■ **WORK ORDER**: What is needed is every line of the data that includes the word "David". Please copy each one.

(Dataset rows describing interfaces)

——

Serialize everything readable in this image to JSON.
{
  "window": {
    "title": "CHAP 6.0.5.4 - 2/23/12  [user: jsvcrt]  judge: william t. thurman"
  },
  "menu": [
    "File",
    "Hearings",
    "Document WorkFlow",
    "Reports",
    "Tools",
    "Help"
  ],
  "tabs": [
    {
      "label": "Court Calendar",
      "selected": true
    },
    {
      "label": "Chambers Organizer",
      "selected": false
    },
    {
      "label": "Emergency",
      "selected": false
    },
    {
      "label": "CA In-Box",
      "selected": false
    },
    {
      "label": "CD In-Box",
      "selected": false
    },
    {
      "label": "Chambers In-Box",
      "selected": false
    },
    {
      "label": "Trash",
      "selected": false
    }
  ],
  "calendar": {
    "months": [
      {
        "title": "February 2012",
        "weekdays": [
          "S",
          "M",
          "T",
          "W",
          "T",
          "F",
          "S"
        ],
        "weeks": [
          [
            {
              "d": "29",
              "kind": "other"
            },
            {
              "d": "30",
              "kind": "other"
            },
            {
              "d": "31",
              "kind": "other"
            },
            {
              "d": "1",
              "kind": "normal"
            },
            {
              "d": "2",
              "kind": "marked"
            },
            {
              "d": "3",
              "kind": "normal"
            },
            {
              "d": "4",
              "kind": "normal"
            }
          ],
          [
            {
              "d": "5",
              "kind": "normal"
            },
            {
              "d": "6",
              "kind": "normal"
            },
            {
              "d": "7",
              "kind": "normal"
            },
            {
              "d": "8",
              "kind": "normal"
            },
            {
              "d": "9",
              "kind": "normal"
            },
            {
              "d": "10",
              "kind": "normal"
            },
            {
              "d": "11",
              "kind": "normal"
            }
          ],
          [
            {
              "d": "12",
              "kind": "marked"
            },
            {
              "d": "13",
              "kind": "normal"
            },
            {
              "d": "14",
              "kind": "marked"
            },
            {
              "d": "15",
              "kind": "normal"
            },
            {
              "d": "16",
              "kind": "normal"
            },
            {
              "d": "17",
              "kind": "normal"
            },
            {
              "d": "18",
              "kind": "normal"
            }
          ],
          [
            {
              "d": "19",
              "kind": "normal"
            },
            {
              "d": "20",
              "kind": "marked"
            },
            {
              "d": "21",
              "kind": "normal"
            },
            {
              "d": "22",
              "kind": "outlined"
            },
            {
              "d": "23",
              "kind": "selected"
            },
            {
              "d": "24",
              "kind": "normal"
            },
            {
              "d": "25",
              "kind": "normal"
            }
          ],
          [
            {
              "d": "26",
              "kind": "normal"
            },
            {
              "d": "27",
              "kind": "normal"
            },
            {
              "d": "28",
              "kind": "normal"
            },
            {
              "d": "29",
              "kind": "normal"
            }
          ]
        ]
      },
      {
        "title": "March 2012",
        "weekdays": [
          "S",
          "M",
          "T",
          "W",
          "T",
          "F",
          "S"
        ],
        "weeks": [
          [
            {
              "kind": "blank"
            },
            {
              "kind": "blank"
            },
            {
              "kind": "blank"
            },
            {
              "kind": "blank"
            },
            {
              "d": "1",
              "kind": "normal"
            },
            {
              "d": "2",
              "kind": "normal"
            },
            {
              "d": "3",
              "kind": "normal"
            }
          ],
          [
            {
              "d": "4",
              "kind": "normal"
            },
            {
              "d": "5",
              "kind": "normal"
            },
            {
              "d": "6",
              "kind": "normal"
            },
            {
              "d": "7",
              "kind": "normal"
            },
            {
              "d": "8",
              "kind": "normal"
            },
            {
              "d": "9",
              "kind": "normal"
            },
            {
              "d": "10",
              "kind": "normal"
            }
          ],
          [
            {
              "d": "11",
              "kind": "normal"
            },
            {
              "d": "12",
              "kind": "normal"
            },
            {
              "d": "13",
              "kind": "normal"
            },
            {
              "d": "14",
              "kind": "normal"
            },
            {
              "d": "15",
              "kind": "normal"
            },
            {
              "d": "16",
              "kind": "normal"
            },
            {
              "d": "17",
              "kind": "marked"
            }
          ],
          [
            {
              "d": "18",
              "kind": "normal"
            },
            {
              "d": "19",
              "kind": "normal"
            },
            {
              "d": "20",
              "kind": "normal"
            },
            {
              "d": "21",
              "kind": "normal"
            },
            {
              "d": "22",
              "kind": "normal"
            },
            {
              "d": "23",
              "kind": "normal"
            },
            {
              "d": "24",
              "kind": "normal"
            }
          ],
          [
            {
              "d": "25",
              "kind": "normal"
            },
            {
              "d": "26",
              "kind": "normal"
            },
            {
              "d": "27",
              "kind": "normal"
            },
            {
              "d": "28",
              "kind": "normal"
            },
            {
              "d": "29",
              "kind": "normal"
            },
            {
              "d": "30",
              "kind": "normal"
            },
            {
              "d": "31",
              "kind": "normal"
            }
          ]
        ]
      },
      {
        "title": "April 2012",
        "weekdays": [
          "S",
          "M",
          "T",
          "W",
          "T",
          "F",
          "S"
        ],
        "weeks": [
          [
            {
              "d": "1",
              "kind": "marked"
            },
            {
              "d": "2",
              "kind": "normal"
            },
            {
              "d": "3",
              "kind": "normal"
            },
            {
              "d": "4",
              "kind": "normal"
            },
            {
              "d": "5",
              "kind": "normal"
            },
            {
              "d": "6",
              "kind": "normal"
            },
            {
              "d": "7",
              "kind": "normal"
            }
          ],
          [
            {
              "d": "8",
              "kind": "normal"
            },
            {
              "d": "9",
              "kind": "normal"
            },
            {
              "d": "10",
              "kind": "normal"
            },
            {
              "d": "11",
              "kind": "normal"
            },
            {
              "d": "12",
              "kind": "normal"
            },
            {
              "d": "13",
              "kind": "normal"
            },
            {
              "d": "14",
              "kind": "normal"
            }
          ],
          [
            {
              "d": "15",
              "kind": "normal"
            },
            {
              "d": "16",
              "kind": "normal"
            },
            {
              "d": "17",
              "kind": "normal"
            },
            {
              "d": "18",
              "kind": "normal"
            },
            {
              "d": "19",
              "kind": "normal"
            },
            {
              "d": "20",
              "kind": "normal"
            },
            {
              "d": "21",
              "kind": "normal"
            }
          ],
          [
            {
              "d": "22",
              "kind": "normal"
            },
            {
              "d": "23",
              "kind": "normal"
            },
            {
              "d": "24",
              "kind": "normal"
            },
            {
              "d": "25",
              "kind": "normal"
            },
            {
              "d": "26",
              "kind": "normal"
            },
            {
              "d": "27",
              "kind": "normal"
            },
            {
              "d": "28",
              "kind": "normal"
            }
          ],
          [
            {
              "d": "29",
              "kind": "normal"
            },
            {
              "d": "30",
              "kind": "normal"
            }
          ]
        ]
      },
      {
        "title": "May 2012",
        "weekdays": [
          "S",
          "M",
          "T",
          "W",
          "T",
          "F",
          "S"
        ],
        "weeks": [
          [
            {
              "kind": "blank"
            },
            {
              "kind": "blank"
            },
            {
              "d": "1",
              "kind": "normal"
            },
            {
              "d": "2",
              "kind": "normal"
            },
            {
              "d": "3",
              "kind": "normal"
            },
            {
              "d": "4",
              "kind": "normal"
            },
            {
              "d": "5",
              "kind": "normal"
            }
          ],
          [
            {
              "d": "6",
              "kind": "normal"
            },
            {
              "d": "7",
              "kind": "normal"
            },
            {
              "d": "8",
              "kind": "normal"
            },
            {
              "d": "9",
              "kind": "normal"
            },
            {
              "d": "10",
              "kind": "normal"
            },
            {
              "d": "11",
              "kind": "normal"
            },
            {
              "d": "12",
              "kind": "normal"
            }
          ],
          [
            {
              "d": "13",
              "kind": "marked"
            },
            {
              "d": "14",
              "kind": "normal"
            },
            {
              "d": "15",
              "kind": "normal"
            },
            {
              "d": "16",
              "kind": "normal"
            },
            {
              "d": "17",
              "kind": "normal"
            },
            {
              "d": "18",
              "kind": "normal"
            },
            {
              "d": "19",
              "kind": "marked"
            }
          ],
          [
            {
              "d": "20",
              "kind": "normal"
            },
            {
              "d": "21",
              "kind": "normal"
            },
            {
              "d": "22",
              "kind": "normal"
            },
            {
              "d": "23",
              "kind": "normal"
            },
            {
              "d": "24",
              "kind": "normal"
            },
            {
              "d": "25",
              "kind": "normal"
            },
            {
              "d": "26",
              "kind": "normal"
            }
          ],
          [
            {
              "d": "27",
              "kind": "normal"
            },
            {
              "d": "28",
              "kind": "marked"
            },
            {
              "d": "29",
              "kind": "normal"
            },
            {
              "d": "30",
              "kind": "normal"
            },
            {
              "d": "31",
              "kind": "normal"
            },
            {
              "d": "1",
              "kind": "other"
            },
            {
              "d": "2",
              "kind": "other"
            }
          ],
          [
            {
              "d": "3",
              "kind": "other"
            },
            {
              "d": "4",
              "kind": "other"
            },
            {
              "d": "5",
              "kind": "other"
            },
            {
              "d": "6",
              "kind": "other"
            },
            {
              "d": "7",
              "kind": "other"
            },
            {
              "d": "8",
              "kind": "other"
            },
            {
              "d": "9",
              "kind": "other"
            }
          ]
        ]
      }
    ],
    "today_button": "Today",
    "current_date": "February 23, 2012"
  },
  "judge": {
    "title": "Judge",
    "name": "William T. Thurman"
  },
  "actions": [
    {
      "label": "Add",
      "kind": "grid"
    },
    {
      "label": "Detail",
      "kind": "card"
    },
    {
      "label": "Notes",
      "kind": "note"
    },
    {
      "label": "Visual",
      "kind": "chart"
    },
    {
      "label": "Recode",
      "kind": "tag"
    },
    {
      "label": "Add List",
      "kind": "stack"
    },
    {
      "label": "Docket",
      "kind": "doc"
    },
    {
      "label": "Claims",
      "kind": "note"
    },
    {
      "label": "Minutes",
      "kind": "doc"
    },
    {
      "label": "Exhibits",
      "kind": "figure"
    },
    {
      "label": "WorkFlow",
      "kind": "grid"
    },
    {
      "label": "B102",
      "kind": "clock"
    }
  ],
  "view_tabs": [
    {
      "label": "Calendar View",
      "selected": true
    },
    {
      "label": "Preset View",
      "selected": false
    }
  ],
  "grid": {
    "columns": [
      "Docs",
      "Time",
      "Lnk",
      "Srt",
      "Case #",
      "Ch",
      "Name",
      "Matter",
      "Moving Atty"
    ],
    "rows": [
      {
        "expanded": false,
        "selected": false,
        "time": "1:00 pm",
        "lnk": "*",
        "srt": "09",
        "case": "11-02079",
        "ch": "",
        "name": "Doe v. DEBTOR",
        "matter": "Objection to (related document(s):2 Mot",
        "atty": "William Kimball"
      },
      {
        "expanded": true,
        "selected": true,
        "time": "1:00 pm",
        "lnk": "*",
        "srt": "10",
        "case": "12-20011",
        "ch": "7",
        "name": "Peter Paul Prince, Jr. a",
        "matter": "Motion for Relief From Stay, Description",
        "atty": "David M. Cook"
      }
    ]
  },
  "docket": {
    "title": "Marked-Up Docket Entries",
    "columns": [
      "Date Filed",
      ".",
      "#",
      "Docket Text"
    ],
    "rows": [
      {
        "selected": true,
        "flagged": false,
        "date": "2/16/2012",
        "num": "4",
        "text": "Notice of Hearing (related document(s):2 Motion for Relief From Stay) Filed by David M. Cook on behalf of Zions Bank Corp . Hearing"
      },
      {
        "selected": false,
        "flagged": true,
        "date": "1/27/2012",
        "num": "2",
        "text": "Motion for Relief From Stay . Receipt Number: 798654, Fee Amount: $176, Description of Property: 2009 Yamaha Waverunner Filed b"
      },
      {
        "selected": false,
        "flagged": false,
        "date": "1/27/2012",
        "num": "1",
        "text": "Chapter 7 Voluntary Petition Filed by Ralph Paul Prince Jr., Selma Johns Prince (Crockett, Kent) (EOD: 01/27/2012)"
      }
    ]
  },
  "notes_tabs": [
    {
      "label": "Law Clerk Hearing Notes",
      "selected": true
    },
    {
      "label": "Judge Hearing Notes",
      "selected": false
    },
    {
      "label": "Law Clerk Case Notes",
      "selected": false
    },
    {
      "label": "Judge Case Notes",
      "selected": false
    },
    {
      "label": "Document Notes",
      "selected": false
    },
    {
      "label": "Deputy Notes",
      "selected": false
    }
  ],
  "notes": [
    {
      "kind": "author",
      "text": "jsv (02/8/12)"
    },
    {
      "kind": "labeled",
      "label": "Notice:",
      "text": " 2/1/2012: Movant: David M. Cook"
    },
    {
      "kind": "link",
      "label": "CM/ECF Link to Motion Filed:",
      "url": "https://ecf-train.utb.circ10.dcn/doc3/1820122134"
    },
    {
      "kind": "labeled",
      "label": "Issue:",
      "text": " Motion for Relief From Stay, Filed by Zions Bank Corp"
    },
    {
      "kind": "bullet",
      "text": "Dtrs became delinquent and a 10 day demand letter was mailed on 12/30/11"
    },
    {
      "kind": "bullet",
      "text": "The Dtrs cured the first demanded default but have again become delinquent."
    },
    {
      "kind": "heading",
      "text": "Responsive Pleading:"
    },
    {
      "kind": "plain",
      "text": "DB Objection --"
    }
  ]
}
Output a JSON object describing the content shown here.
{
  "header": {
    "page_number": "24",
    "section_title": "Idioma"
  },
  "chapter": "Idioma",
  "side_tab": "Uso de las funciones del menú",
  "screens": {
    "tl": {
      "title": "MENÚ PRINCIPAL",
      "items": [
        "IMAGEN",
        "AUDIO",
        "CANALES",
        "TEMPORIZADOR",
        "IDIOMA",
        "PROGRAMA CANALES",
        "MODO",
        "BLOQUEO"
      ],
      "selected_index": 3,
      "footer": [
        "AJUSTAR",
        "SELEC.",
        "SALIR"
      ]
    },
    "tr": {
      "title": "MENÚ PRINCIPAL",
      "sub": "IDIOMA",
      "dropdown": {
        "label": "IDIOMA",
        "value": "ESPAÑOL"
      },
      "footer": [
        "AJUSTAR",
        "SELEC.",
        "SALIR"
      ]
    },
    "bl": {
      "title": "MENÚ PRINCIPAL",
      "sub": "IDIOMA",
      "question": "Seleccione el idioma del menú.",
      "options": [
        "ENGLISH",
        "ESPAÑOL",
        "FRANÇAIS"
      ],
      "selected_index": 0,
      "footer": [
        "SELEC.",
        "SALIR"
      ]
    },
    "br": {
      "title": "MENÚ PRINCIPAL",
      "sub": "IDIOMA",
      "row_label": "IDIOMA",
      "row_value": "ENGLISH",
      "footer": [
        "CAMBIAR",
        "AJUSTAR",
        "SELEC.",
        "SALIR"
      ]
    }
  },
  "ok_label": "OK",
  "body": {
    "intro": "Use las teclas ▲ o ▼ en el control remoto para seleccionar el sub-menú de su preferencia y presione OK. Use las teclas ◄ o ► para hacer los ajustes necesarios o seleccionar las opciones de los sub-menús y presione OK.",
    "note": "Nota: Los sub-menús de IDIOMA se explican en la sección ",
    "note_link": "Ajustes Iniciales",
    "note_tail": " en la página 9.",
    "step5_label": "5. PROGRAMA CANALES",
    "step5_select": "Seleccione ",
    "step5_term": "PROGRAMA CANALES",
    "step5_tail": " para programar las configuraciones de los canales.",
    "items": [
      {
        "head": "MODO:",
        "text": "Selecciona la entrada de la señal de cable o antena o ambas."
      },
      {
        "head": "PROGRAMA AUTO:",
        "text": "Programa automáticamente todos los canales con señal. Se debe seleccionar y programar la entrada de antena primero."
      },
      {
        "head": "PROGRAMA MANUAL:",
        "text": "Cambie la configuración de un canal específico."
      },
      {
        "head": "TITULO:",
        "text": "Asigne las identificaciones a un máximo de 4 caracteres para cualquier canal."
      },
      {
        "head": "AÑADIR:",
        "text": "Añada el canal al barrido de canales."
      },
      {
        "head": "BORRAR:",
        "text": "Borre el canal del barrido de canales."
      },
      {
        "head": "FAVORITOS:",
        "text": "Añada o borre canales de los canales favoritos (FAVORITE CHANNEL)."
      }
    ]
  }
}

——

■ **RESPONSE AREA**:
        "atty": "David M. Cook"
        "text": "Notice of Hearing (related document(s):2 Motion for Relief From Stay) Filed by David M. Cook on behalf of Zions Bank Corp . Hearing"
      "text": " 2/1/2012: Movant: David M. Cook"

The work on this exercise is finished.